Written by Jay Presson Allen
Directed by Alfred Hitchcock
All good things must come to an end. Marnie would mark the downturn of Alfred Hitchcock’s directorial career. He’d just come off a fantastic streak of films: Vertigo, North by Northwest, Psycho, The Birds. That many consecutive movies that immediately became iconic is quite an achievement, so it is a little unfair that critics turned their noses up so hard at what Hitch released for the rest of his career. On the other hand, he set the standard so high that we expect something brilliant. Marnie has all those things you expect in a Hitchcock movie but done so much more clunkily, with a deep strain of misogyny boring through the entire production. In some ways, Marnie is Hitch letting the mask slipping and showing too much of his true self to us.
Sidney Strutt, the head of a tax consulting company, tells the police about Marian, a recent hire who has just walked away from the business, having stolen thousands of dollars. We follow this mysterious woman who takes a train to Virginia, checks in to an inn where she changes her hair color and makes a visit to the stables to see her favorite horse. Her real name is Marnie Edgar (Tippi Hedren), and she has been living this circuitous life of theft and false identities for years now. Marnie visits her invalid mother, Bernice, who is warm but withholds her love from her adult daughter. Marnie is upset by this and has continued dreams of something she can’t quite grasp, an event from her childhood lost into the haze of time.
But by now, it’s time for another fake name and another safe to crack. Marnie ends up in Philadelphia, working for a publishing company owned by Mark Rutland (Sean Connery). Mark recognizes her as he had an account with Strutt but keeps his lips sealed to see where this goes. Sure enough, Marnie robs the business, but Mark tracks her down. He has her return the money and forces her into marriage with him. This is when we learn of Marnie’s aversion to the touch of a man, she is disgusted by the idea of sex and is only going along with this whole thing to keep from serving time in prison. Mark is bound and determined to “cure her frigidity” and wants to uncover the dark secret from her past.
Marnie is one of the most embarrassingly bad portrayals of a female protagonist I have ever seen.

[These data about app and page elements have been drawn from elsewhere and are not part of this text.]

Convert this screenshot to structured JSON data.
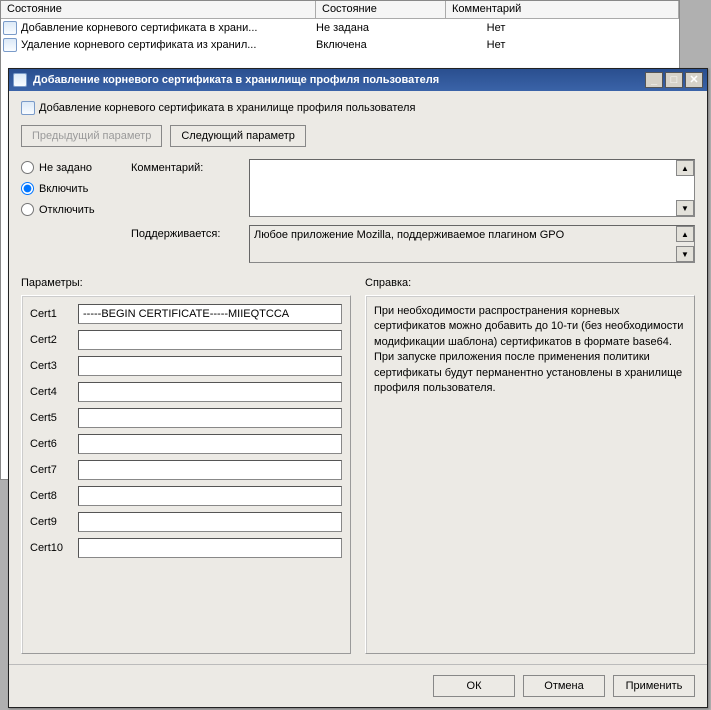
{
  "bgTable": {
    "headers": [
      "Состояние",
      "Состояние",
      "Комментарий"
    ],
    "rows": [
      {
        "name": "Добавление корневого сертификата в храни...",
        "state": "Не задана",
        "comment": "Нет"
      },
      {
        "name": "Удаление корневого сертификата из хранил...",
        "state": "Включена",
        "comment": "Нет"
      }
    ]
  },
  "dialog": {
    "title": "Добавление корневого сертификата в хранилище профиля пользователя",
    "subtitle": "Добавление корневого сертификата в хранилище профиля пользователя",
    "prevBtn": "Предыдущий параметр",
    "nextBtn": "Следующий параметр",
    "radios": {
      "notSet": "Не задано",
      "enable": "Включить",
      "disable": "Отключить"
    },
    "commentLabel": "Комментарий:",
    "supportedLabel": "Поддерживается:",
    "supportedText": "Любое приложение Mozilla, поддерживаемое плагином GPO",
    "paramsLabel": "Параметры:",
    "helpLabel": "Справка:",
    "certs": [
      {
        "label": "Cert1",
        "value": "-----BEGIN CERTIFICATE-----MIIEQTCCA"
      },
      {
        "label": "Cert2",
        "value": ""
      },
      {
        "label": "Cert3",
        "value": ""
      },
      {
        "label": "Cert4",
        "value": ""
      },
      {
        "label": "Cert5",
        "value": ""
      },
      {
        "label": "Cert6",
        "value": ""
      },
      {
        "label": "Cert7",
        "value": ""
      },
      {
        "label": "Cert8",
        "value": ""
      },
      {
        "label": "Cert9",
        "value": ""
      },
      {
        "label": "Cert10",
        "value": ""
      }
    ],
    "helpText": "При необходимости распространения корневых сертификатов можно добавить до 10-ти (без необходимости модификации шаблона) сертификатов в формате base64. При запуске приложения после применения политики сертификаты будут перманентно установлены в хранилище профиля пользователя.",
    "okBtn": "ОК",
    "cancelBtn": "Отмена",
    "applyBtn": "Применить"
  }
}
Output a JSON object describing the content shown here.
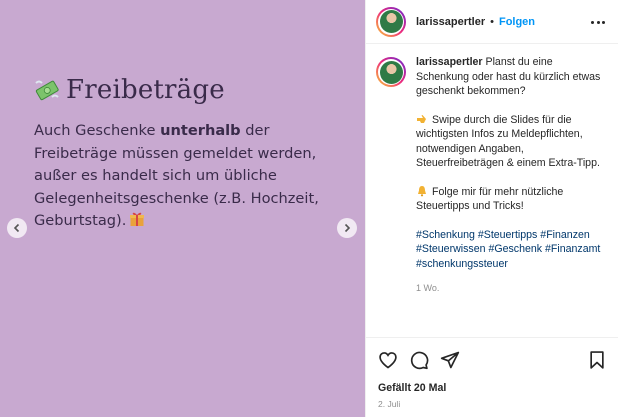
{
  "slide": {
    "title": "Freibeträge",
    "emoji_icon": "money-with-wings-icon",
    "body_pre": "Auch Geschenke ",
    "body_strong": "unterhalb",
    "body_post": " der Freibeträge müssen gemeldet werden, außer es handelt sich um übliche Gelegenheitsgeschenke (z.B. Hochzeit, Geburtstag).",
    "body_end_icon": "gift-icon",
    "background": "#c8a9d0",
    "text_color": "#3a2b4a"
  },
  "header": {
    "username": "larissapertler",
    "separator": "•",
    "follow_label": "Folgen"
  },
  "caption": {
    "username": "larissapertler",
    "text1": "Planst du eine Schenkung oder hast du kürzlich etwas geschenkt bekommen?",
    "text2": "Swipe durch die Slides für die wichtigsten Infos zu Meldepflichten, notwendigen Angaben, Steuerfreibeträgen & einem Extra-Tipp.",
    "text2_icon": "pointing-hand-icon",
    "text3": "Folge mir für mehr nützliche Steuertipps und Tricks!",
    "text3_icon": "bell-icon",
    "hashtags": [
      "#Schenkung",
      "#Steuertipps",
      "#Finanzen",
      "#Steuerwissen",
      "#Geschenk",
      "#Finanzamt",
      "#schenkungssteuer"
    ],
    "time_ago": "1 Wo."
  },
  "footer": {
    "likes": "Gefällt 20 Mal",
    "date": "2. Juli"
  },
  "colors": {
    "link": "#0095f6",
    "hashtag": "#00376b",
    "muted": "#8e8e8e"
  }
}
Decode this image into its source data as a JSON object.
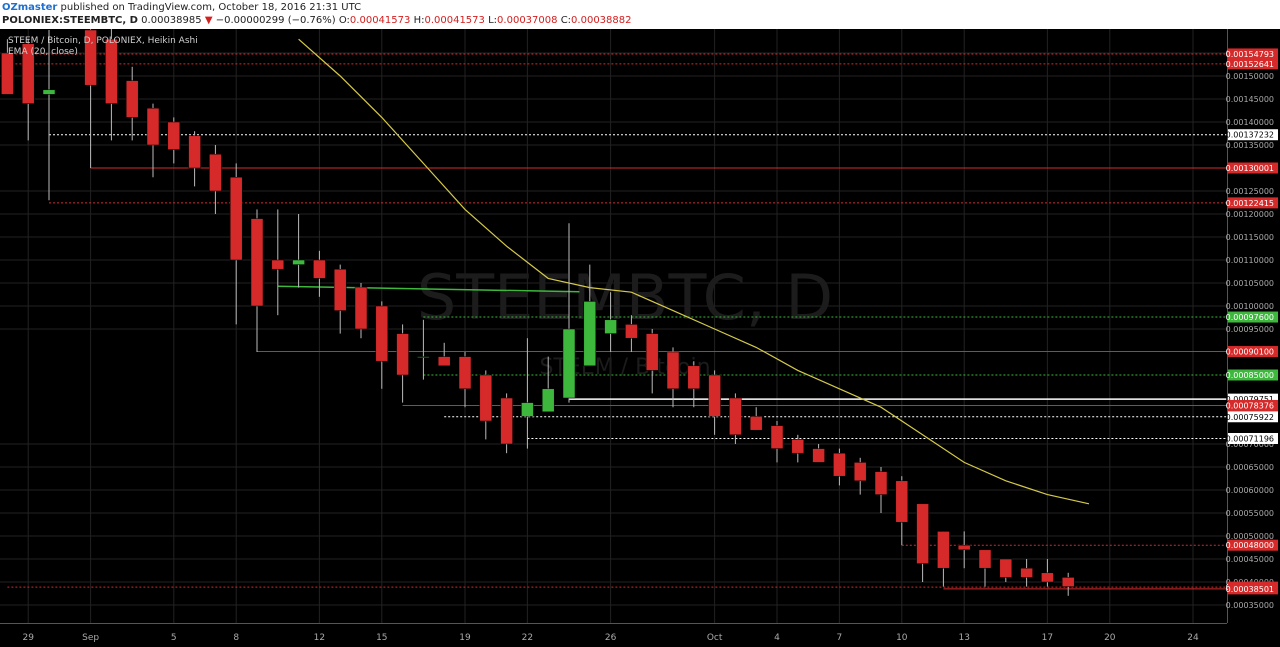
{
  "header": {
    "author": "OZmaster",
    "published": " published on TradingView.com, October 18, 2016 21:31 UTC",
    "symbol": "POLONIEX:STEEMBTC, D",
    "last": "0.00038985",
    "change": "−0.00000299 (−0.76%)",
    "o_label": "O:",
    "o_value": "0.00041573",
    "h_label": "H:",
    "h_value": "0.00041573",
    "l_label": "L:",
    "l_value": "0.00037008",
    "c_label": "C:",
    "c_value": "0.00038882"
  },
  "legend": {
    "line1": "STEEM / Bitcoin, D, POLONIEX, Heikin Ashi",
    "line2": "EMA (20, close)"
  },
  "watermark": {
    "line1": "STEEMBTC, D",
    "line2": "STEEM / Bitcoin"
  },
  "colors": {
    "up": "#3db83d",
    "down": "#d62a2a",
    "ema": "#d4c94a",
    "background": "#000000"
  },
  "chart_data": {
    "type": "candlestick",
    "yscale": {
      "min": 0.00033,
      "max": 0.00157
    },
    "y_ticks": [
      "0.00155000",
      "0.00150000",
      "0.00145000",
      "0.00140000",
      "0.00135000",
      "0.00125000",
      "0.00120000",
      "0.00115000",
      "0.00110000",
      "0.00105000",
      "0.00100000",
      "0.00095000",
      "0.00070000",
      "0.00065000",
      "0.00060000",
      "0.00055000",
      "0.00050000",
      "0.00045000",
      "0.00040000",
      "0.00035000"
    ],
    "x_ticks": [
      {
        "label": "29",
        "i": -1
      },
      {
        "label": "Sep",
        "i": 2
      },
      {
        "label": "5",
        "i": 6
      },
      {
        "label": "8",
        "i": 9
      },
      {
        "label": "12",
        "i": 13
      },
      {
        "label": "15",
        "i": 16
      },
      {
        "label": "19",
        "i": 20
      },
      {
        "label": "22",
        "i": 23
      },
      {
        "label": "26",
        "i": 27
      },
      {
        "label": "Oct",
        "i": 32
      },
      {
        "label": "4",
        "i": 35
      },
      {
        "label": "7",
        "i": 38
      },
      {
        "label": "10",
        "i": 41
      },
      {
        "label": "13",
        "i": 44
      },
      {
        "label": "17",
        "i": 48
      },
      {
        "label": "20",
        "i": 51
      },
      {
        "label": "24",
        "i": 55
      }
    ],
    "candles": [
      {
        "i": -2,
        "o": 0.00155,
        "h": 0.00158,
        "l": 0.00146,
        "c": 0.00146
      },
      {
        "i": -1,
        "o": 0.00157,
        "h": 0.00158,
        "l": 0.00136,
        "c": 0.00144
      },
      {
        "i": 0,
        "o": 0.00146,
        "h": 0.0016,
        "l": 0.00123,
        "c": 0.00147
      },
      {
        "i": 2,
        "o": 0.0016,
        "h": 0.00162,
        "l": 0.0013,
        "c": 0.00148
      },
      {
        "i": 3,
        "o": 0.00158,
        "h": 0.00162,
        "l": 0.00136,
        "c": 0.00144
      },
      {
        "i": 4,
        "o": 0.00149,
        "h": 0.00152,
        "l": 0.00136,
        "c": 0.00141
      },
      {
        "i": 5,
        "o": 0.00143,
        "h": 0.00144,
        "l": 0.00128,
        "c": 0.00135
      },
      {
        "i": 6,
        "o": 0.0014,
        "h": 0.00141,
        "l": 0.00131,
        "c": 0.00134
      },
      {
        "i": 7,
        "o": 0.00137,
        "h": 0.00138,
        "l": 0.00126,
        "c": 0.0013
      },
      {
        "i": 8,
        "o": 0.00133,
        "h": 0.00135,
        "l": 0.0012,
        "c": 0.00125
      },
      {
        "i": 9,
        "o": 0.00128,
        "h": 0.00131,
        "l": 0.00096,
        "c": 0.0011
      },
      {
        "i": 10,
        "o": 0.00119,
        "h": 0.00121,
        "l": 0.0009,
        "c": 0.001
      },
      {
        "i": 11,
        "o": 0.0011,
        "h": 0.00121,
        "l": 0.00098,
        "c": 0.00108
      },
      {
        "i": 12,
        "o": 0.00109,
        "h": 0.0012,
        "l": 0.00104,
        "c": 0.0011
      },
      {
        "i": 13,
        "o": 0.0011,
        "h": 0.00112,
        "l": 0.00102,
        "c": 0.00106
      },
      {
        "i": 14,
        "o": 0.00108,
        "h": 0.00109,
        "l": 0.00094,
        "c": 0.00099
      },
      {
        "i": 15,
        "o": 0.00104,
        "h": 0.00105,
        "l": 0.00093,
        "c": 0.00095
      },
      {
        "i": 16,
        "o": 0.001,
        "h": 0.00101,
        "l": 0.00082,
        "c": 0.00088
      },
      {
        "i": 17,
        "o": 0.00094,
        "h": 0.00096,
        "l": 0.00079,
        "c": 0.00085
      },
      {
        "i": 18,
        "o": 0.00089,
        "h": 0.00097,
        "l": 0.00084,
        "c": 0.00089
      },
      {
        "i": 19,
        "o": 0.00089,
        "h": 0.00092,
        "l": 0.00087,
        "c": 0.00087
      },
      {
        "i": 20,
        "o": 0.00089,
        "h": 0.0009,
        "l": 0.00078,
        "c": 0.00082
      },
      {
        "i": 21,
        "o": 0.00085,
        "h": 0.00086,
        "l": 0.00071,
        "c": 0.00075
      },
      {
        "i": 22,
        "o": 0.0008,
        "h": 0.00081,
        "l": 0.00068,
        "c": 0.0007
      },
      {
        "i": 23,
        "o": 0.00076,
        "h": 0.00093,
        "l": 0.00069,
        "c": 0.00079
      },
      {
        "i": 24,
        "o": 0.00077,
        "h": 0.00089,
        "l": 0.00077,
        "c": 0.00082
      },
      {
        "i": 25,
        "o": 0.0008,
        "h": 0.00118,
        "l": 0.00079,
        "c": 0.00095
      },
      {
        "i": 26,
        "o": 0.00087,
        "h": 0.00109,
        "l": 0.00087,
        "c": 0.00101
      },
      {
        "i": 27,
        "o": 0.00094,
        "h": 0.00103,
        "l": 0.0009,
        "c": 0.00097
      },
      {
        "i": 28,
        "o": 0.00096,
        "h": 0.00098,
        "l": 0.0009,
        "c": 0.00093
      },
      {
        "i": 29,
        "o": 0.00094,
        "h": 0.00095,
        "l": 0.00081,
        "c": 0.00086
      },
      {
        "i": 30,
        "o": 0.0009,
        "h": 0.00091,
        "l": 0.00078,
        "c": 0.00082
      },
      {
        "i": 31,
        "o": 0.00087,
        "h": 0.00088,
        "l": 0.00078,
        "c": 0.00082
      },
      {
        "i": 32,
        "o": 0.00085,
        "h": 0.00086,
        "l": 0.00072,
        "c": 0.00076
      },
      {
        "i": 33,
        "o": 0.0008,
        "h": 0.00081,
        "l": 0.0007,
        "c": 0.00072
      },
      {
        "i": 34,
        "o": 0.00076,
        "h": 0.00078,
        "l": 0.00073,
        "c": 0.00073
      },
      {
        "i": 35,
        "o": 0.00074,
        "h": 0.00075,
        "l": 0.00066,
        "c": 0.00069
      },
      {
        "i": 36,
        "o": 0.00071,
        "h": 0.00072,
        "l": 0.00066,
        "c": 0.00068
      },
      {
        "i": 37,
        "o": 0.00069,
        "h": 0.0007,
        "l": 0.00066,
        "c": 0.00066
      },
      {
        "i": 38,
        "o": 0.00068,
        "h": 0.00069,
        "l": 0.00061,
        "c": 0.00063
      },
      {
        "i": 39,
        "o": 0.00066,
        "h": 0.00067,
        "l": 0.00059,
        "c": 0.00062
      },
      {
        "i": 40,
        "o": 0.00064,
        "h": 0.00065,
        "l": 0.00055,
        "c": 0.00059
      },
      {
        "i": 41,
        "o": 0.00062,
        "h": 0.00063,
        "l": 0.00048,
        "c": 0.00053
      },
      {
        "i": 42,
        "o": 0.00057,
        "h": 0.00057,
        "l": 0.0004,
        "c": 0.00044
      },
      {
        "i": 43,
        "o": 0.00051,
        "h": 0.00051,
        "l": 0.00039,
        "c": 0.00043
      },
      {
        "i": 44,
        "o": 0.00048,
        "h": 0.00051,
        "l": 0.00043,
        "c": 0.00047
      },
      {
        "i": 45,
        "o": 0.00047,
        "h": 0.00047,
        "l": 0.00039,
        "c": 0.00043
      },
      {
        "i": 46,
        "o": 0.00045,
        "h": 0.00045,
        "l": 0.0004,
        "c": 0.00041
      },
      {
        "i": 47,
        "o": 0.00043,
        "h": 0.00045,
        "l": 0.00039,
        "c": 0.00041
      },
      {
        "i": 48,
        "o": 0.00042,
        "h": 0.00045,
        "l": 0.00039,
        "c": 0.0004
      },
      {
        "i": 49,
        "o": 0.00041,
        "h": 0.00042,
        "l": 0.00037,
        "c": 0.00039
      }
    ],
    "ema": [
      {
        "i": 12,
        "v": 0.00158
      },
      {
        "i": 14,
        "v": 0.0015
      },
      {
        "i": 16,
        "v": 0.00141
      },
      {
        "i": 18,
        "v": 0.00131
      },
      {
        "i": 20,
        "v": 0.00121
      },
      {
        "i": 22,
        "v": 0.00113
      },
      {
        "i": 24,
        "v": 0.00106
      },
      {
        "i": 26,
        "v": 0.00104
      },
      {
        "i": 28,
        "v": 0.00103
      },
      {
        "i": 30,
        "v": 0.00099
      },
      {
        "i": 32,
        "v": 0.00095
      },
      {
        "i": 34,
        "v": 0.00091
      },
      {
        "i": 36,
        "v": 0.00086
      },
      {
        "i": 38,
        "v": 0.00082
      },
      {
        "i": 40,
        "v": 0.00078
      },
      {
        "i": 42,
        "v": 0.00072
      },
      {
        "i": 44,
        "v": 0.00066
      },
      {
        "i": 46,
        "v": 0.00062
      },
      {
        "i": 48,
        "v": 0.00059
      },
      {
        "i": 50,
        "v": 0.00057
      }
    ],
    "hlines": [
      {
        "value": 0.00154793,
        "label": "0.00154793",
        "color": "#d62a2a",
        "from_i": -2,
        "dash": true
      },
      {
        "value": 0.00152641,
        "label": "0.00152641",
        "color": "#d62a2a",
        "from_i": -2,
        "dash": true
      },
      {
        "value": 0.00137232,
        "label": "0.00137232",
        "color": "#ffffff",
        "from_i": 0,
        "dash": true
      },
      {
        "value": 0.00130001,
        "label": "0.00130001",
        "color": "#d62a2a",
        "from_i": 2,
        "dash": false
      },
      {
        "value": 0.00122415,
        "label": "0.00122415",
        "color": "#d62a2a",
        "from_i": 0,
        "dash": true
      },
      {
        "value": 0.000976,
        "label": "0.00097600",
        "color": "#3db83d",
        "from_i": 18,
        "dash": true
      },
      {
        "value": 0.000901,
        "label": "0.00090100",
        "color": "#d62a2a",
        "from_i": 10,
        "dash": false
      },
      {
        "value": 0.00085,
        "label": "0.00085000",
        "color": "#3db83d",
        "from_i": 18,
        "dash": true
      },
      {
        "value": 0.00079751,
        "label": "0.00079751",
        "color": "#ffffff",
        "from_i": 25,
        "dash": false
      },
      {
        "value": 0.00078376,
        "label": "0.00078376",
        "color": "#d62a2a",
        "from_i": 17,
        "dash": false
      },
      {
        "value": 0.00075922,
        "label": "0.00075922",
        "color": "#ffffff",
        "from_i": 19,
        "dash": true
      },
      {
        "value": 0.00071196,
        "label": "0.00071196",
        "color": "#ffffff",
        "from_i": 23,
        "dash": true
      },
      {
        "value": 0.00048,
        "label": "0.00048000",
        "color": "#d62a2a",
        "from_i": 41,
        "dash": true
      },
      {
        "value": 0.00038882,
        "label": "0.00038882",
        "color": "#d62a2a",
        "from_i": -2,
        "dash": true
      },
      {
        "value": 0.00038501,
        "label": "0.00038501",
        "color": "#d62a2a",
        "from_i": 43,
        "dash": false
      }
    ],
    "green_trend": {
      "i1": 11,
      "v1": 0.001043,
      "i2": 25.5,
      "v2": 0.001031
    }
  }
}
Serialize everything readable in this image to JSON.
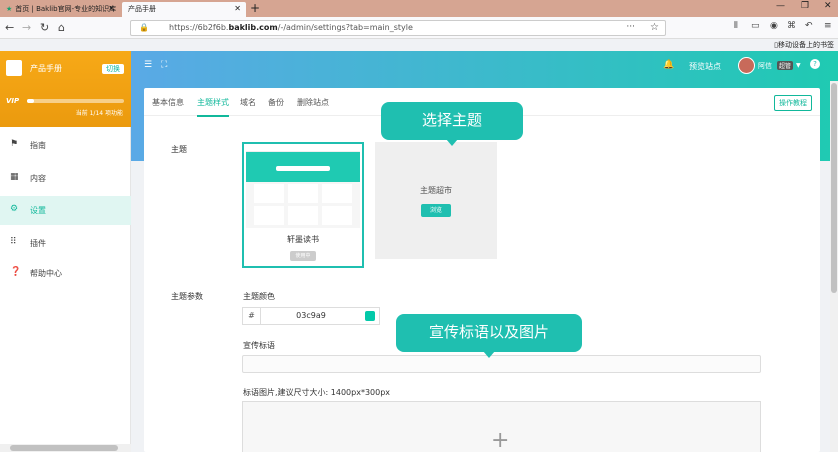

And it is filled to the brim with Hitchcock’s personal animus towards a particular type of woman and his own sexual perversions. Evan Hunter, the writer of The Birds, was one of three screenwriters to deliver a draft of Marnie and related that he spoke with Hitchcock about his worries over how including the rape scene from the source novel would make Mark entirely unsympathetic for the audience. Hitch completely disagreed and went on to explain in nauseating detail how he would film that sequence. Hitch reportedly said, “Evan, when he sticks it in her, I want that camera right on her face.” The rape scene is immediately followed by an attempted suicide by Marnie, which the film doesn’t seem to think is a big deal, and Marnie even gives a quippy retort before the scene blackout.
This is one of Hitchcock’s darkest films from a subject matter perspective. However, it is also a cringingly regressive movie in the way it deals with women and psychology. “Fixing” Marnie is merely a matter of forcing her to confront the trauma without involving professionals. Mark just reads some books on psychology and knows how to “cure” his wife. Never once did he think that raping her on their honeymoon might create scars on top of scars. He didn’t seek professional help after she tries to kill herself after that event. What we see in Marnie are Hitchcock’s personal kinks unfolding on public display.
In her memoir, Tippi Hedren shares that Hitchcock sexually assaulted her on the set on the set of Marnie. She stated, “I’ve never gone into detail on this, and I never will. I’ll simply say that he suddenly grabbed me and put his hands on me. It was sexual, it was perverse, and it was ugly, and I couldn’t have been more shocked and repulsed. The harder I fought him, the more aggressive he became. Then he started adding threats, as if he could do anything to me that was worse than what he was trying to do at that moment.” He never spoke to her again after that despite Marnie still filming. He would communicate through other members of the crew to relay messages to Hedren. She admits her relationship with Hitchcock was deeply complicated. Her casting in The Birds made her in Hollywood, and she says he was a brilliant director and was hit with “a wave of sadness” when he passed in 1980.
Hitchcock would make four more films, none of them ever garnering the acclaim of his past work. His last movie was Family Plot (1976). His body of work from this time, the mid-1950s to the mid-1960s, has had an influence well beyond its time. Movies like Vertigo and Psycho are monumental achievements of technical and thematic skill. But we can’t ever forget that the man who made them was not a good person; he tortured and humiliated young women who certainly didn’t have the power in the filmmaking system that he had. Hitchcock tried to erase these young women’s agency, but he was also right in line with the culture of his time. Almost everywhere these women went, they were going to be reduced to sex objects. That doesn’t excuse him because someone who obviously is profoundly insightful and intelligent in human psychology matters should have done better. His films exist as both a monolithic achievement in his field and a glimpse into the brokenness of his disturbed and hateful mind.